▸ WORK ORDER:
Each line of the material must be returned exactly.

▸ INPUT FOR THIS TASK:
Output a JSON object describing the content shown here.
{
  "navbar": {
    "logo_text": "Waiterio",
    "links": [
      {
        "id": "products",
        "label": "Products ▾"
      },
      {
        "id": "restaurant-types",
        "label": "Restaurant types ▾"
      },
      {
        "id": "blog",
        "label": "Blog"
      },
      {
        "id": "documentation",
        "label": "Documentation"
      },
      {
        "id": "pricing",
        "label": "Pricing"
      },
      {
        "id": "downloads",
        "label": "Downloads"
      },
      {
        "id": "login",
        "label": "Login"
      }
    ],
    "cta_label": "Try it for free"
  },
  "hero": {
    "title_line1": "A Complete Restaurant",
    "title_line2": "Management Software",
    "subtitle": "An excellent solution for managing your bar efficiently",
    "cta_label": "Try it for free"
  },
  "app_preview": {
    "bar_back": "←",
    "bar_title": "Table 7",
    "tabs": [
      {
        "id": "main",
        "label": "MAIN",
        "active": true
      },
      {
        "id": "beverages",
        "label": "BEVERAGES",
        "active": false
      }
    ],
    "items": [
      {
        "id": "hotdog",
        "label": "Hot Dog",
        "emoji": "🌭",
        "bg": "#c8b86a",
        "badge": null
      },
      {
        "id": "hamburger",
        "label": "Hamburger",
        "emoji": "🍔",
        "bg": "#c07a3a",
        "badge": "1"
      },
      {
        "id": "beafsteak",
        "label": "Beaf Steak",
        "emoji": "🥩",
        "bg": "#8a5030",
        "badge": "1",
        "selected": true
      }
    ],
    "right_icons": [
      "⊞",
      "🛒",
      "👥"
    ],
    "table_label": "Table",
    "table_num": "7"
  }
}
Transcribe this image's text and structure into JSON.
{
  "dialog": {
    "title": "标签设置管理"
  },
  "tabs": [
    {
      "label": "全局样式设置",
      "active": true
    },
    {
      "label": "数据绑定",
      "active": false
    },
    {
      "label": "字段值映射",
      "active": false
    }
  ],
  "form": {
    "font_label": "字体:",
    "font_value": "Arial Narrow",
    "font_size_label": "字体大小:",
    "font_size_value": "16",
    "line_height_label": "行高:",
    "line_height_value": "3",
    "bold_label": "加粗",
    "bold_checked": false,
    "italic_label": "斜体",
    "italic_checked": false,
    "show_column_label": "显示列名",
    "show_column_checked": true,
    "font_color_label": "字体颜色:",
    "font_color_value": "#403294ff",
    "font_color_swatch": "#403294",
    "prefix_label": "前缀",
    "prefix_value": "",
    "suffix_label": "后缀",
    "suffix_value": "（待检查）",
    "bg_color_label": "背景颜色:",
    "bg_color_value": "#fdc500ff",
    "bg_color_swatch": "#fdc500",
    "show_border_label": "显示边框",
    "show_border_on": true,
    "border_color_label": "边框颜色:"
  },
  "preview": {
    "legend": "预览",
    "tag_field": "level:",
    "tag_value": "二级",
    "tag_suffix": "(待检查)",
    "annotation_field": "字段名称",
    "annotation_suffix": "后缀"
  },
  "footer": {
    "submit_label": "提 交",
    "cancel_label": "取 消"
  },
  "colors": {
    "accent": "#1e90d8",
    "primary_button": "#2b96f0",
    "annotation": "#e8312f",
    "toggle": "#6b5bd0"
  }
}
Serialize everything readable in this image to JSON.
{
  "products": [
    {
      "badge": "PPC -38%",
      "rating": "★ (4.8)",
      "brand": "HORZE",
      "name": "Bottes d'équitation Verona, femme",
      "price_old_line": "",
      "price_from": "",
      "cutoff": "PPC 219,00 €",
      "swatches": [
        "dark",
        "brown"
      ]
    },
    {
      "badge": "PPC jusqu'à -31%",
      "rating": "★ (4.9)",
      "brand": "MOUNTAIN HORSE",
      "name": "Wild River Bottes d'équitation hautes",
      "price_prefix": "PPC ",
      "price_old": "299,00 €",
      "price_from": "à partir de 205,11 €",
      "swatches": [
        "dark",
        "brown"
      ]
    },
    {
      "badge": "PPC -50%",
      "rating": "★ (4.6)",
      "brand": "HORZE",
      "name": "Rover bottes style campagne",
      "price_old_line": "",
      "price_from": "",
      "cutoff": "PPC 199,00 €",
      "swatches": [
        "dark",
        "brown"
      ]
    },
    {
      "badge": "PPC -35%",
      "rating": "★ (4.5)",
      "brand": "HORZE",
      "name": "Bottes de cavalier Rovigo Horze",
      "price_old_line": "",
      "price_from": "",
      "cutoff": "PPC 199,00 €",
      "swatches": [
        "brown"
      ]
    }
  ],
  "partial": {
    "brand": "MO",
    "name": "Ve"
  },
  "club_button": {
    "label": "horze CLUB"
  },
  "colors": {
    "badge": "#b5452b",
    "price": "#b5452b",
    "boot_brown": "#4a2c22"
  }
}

▸ EXERCISE RESPONSE:
Output a JSON object describing the content shown here.
{
  "navbar": {
    "logo_text": "Waiterio",
    "links": [
      {
        "id": "products",
        "label": "Products ▾"
      },
      {
        "id": "restaurant-types",
        "label": "Restaurant types ▾"
      },
      {
        "id": "blog",
        "label": "Blog"
      },
      {
        "id": "documentation",
        "label": "Documentation"
      },
      {
        "id": "pricing",
        "label": "Pricing"
      },
      {
        "id": "downloads",
        "label": "Downloads"
      },
      {
        "id": "login",
        "label": "Login"
      }
    ],
    "cta_label": "Try it for free"
  },
  "hero": {
    "title_line1": "A Complete Restaurant",
    "title_line2": "Management Software",
    "subtitle": "An excellent solution for managing your bar efficiently",
    "cta_label": "Try it for free"
  },
  "app_preview": {
    "bar_back": "←",
    "bar_title": "Table 7",
    "tabs": [
      {
        "id": "main",
        "label": "MAIN",
        "active": true
      },
      {
        "id": "beverages",
        "label": "BEVERAGES",
        "active": false
      }
    ],
    "items": [
      {
        "id": "hotdog",
        "label": "Hot Dog",
        "emoji": "🌭",
        "bg": "#c8b86a",
        "badge": null
      },
      {
        "id": "hamburger",
        "label": "Hamburger",
        "emoji": "🍔",
        "bg": "#c07a3a",
        "badge": "1"
      },
      {
        "id": "beafsteak",
        "label": "Beaf Steak",
        "emoji": "🥩",
        "bg": "#8a5030",
        "badge": "1",
        "selected": true
      }
    ],
    "right_icons": [
      "⊞",
      "🛒",
      "👥"
    ],
    "table_label": "Table",
    "table_num": "7"
  }
}
Transcribe this image's text and structure into JSON.
{
  "dialog": {
    "title": "标签设置管理"
  },
  "tabs": [
    {
      "label": "全局样式设置",
      "active": true
    },
    {
      "label": "数据绑定",
      "active": false
    },
    {
      "label": "字段值映射",
      "active": false
    }
  ],
  "form": {
    "font_label": "字体:",
    "font_value": "Arial Narrow",
    "font_size_label": "字体大小:",
    "font_size_value": "16",
    "line_height_label": "行高:",
    "line_height_value": "3",
    "bold_label": "加粗",
    "bold_checked": false,
    "italic_label": "斜体",
    "italic_checked": false,
    "show_column_label": "显示列名",
    "show_column_checked": true,
    "font_color_label": "字体颜色:",
    "font_color_value": "#403294ff",
    "font_color_swatch": "#403294",
    "prefix_label": "前缀",
    "prefix_value": "",
    "suffix_label": "后缀",
    "suffix_value": "（待检查）",
    "bg_color_label": "背景颜色:",
    "bg_color_value": "#fdc500ff",
    "bg_color_swatch": "#fdc500",
    "show_border_label": "显示边框",
    "show_border_on": true,
    "border_color_label": "边框颜色:"
  },
  "preview": {
    "legend": "预览",
    "tag_field": "level:",
    "tag_value": "二级",
    "tag_suffix": "(待检查)",
    "annotation_field": "字段名称",
    "annotation_suffix": "后缀"
  },
  "footer": {
    "submit_label": "提 交",
    "cancel_label": "取 消"
  },
  "colors": {
    "accent": "#1e90d8",
    "primary_button": "#2b96f0",
    "annotation": "#e8312f",
    "toggle": "#6b5bd0"
  }
}
Serialize everything readable in this image to JSON.
{
  "products": [
    {
      "badge": "PPC -38%",
      "rating": "★ (4.8)",
      "brand": "HORZE",
      "name": "Bottes d'équitation Verona, femme",
      "price_old_line": "",
      "price_from": "",
      "cutoff": "PPC 219,00 €",
      "swatches": [
        "dark",
        "brown"
      ]
    },
    {
      "badge": "PPC jusqu'à -31%",
      "rating": "★ (4.9)",
      "brand": "MOUNTAIN HORSE",
      "name": "Wild River Bottes d'équitation hautes",
      "price_prefix": "PPC ",
      "price_old": "299,00 €",
      "price_from": "à partir de 205,11 €",
      "swatches": [
        "dark",
        "brown"
      ]
    },
    {
      "badge": "PPC -50%",
      "rating": "★ (4.6)",
      "brand": "HORZE",
      "name": "Rover bottes style campagne",
      "price_old_line": "",
      "price_from": "",
      "cutoff": "PPC 199,00 €",
      "swatches": [
        "dark",
        "brown"
      ]
    },
    {
      "badge": "PPC -35%",
      "rating": "★ (4.5)",
      "brand": "HORZE",
      "name": "Bottes de cavalier Rovigo Horze",
      "price_old_line": "",
      "price_from": "",
      "cutoff": "PPC 199,00 €",
      "swatches": [
        "brown"
      ]
    }
  ],
  "partial": {
    "brand": "MO",
    "name": "Ve"
  },
  "club_button": {
    "label": "horze CLUB"
  },
  "colors": {
    "badge": "#b5452b",
    "price": "#b5452b",
    "boot_brown": "#4a2c22"
  }
}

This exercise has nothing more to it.